◆ Assignment:
Your answer should hold all lines of the entries that include the word "icon".

◆ Data supplied:
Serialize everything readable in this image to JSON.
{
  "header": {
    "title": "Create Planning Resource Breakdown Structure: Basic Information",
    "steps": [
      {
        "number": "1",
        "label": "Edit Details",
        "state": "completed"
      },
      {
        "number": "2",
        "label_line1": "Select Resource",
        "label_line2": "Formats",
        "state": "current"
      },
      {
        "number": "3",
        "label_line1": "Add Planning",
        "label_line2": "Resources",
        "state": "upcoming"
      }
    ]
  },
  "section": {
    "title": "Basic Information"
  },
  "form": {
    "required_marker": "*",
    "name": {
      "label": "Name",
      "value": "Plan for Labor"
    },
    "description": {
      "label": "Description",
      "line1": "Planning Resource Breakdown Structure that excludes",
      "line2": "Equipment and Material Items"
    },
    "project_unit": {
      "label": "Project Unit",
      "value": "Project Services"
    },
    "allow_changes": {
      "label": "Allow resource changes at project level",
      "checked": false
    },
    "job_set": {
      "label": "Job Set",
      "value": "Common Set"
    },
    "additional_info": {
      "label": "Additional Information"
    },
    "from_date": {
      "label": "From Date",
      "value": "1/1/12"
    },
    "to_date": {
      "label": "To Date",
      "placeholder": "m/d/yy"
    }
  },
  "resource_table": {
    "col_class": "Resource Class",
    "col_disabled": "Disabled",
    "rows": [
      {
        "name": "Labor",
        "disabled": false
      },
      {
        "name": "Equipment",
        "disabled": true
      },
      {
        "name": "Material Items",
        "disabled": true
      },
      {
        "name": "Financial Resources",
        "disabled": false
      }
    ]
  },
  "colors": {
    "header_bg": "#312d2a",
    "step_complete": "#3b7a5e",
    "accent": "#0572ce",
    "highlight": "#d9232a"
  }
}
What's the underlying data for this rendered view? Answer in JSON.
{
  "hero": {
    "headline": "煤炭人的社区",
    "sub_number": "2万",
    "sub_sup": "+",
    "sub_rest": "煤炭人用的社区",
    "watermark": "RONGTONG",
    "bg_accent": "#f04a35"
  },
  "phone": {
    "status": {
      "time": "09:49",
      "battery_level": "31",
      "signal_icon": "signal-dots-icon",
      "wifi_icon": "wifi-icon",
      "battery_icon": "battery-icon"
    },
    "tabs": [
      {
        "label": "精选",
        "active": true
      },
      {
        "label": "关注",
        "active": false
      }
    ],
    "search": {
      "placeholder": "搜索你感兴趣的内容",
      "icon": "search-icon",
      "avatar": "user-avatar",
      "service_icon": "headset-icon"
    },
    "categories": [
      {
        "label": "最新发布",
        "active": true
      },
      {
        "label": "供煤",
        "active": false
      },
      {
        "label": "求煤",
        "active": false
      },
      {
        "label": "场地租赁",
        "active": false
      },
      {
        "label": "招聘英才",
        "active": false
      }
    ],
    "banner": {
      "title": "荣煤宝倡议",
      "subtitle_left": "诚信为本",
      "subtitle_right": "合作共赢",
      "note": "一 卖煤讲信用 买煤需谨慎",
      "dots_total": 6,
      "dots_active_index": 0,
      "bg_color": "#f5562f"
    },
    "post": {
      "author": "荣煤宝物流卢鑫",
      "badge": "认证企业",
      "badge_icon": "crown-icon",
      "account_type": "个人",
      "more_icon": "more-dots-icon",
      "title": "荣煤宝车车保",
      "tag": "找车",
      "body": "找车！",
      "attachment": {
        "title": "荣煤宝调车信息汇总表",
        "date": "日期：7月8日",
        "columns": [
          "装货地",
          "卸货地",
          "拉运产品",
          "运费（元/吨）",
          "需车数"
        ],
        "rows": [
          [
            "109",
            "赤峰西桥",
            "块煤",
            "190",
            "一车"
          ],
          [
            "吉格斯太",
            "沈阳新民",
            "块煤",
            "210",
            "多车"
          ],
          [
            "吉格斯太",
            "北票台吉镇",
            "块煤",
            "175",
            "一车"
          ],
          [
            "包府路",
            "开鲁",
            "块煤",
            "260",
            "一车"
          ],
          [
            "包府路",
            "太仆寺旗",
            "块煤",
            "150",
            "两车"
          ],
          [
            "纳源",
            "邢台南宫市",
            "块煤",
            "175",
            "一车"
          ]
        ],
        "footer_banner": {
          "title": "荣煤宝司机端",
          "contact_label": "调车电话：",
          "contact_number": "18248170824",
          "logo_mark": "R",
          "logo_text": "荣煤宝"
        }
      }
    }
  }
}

◆ The completed task:
      "signal_icon": "signal-dots-icon",
      "wifi_icon": "wifi-icon",
      "battery_icon": "battery-icon"
      "icon": "search-icon",
      "service_icon": "headset-icon"
      "badge_icon": "crown-icon",
      "more_icon": "more-dots-icon",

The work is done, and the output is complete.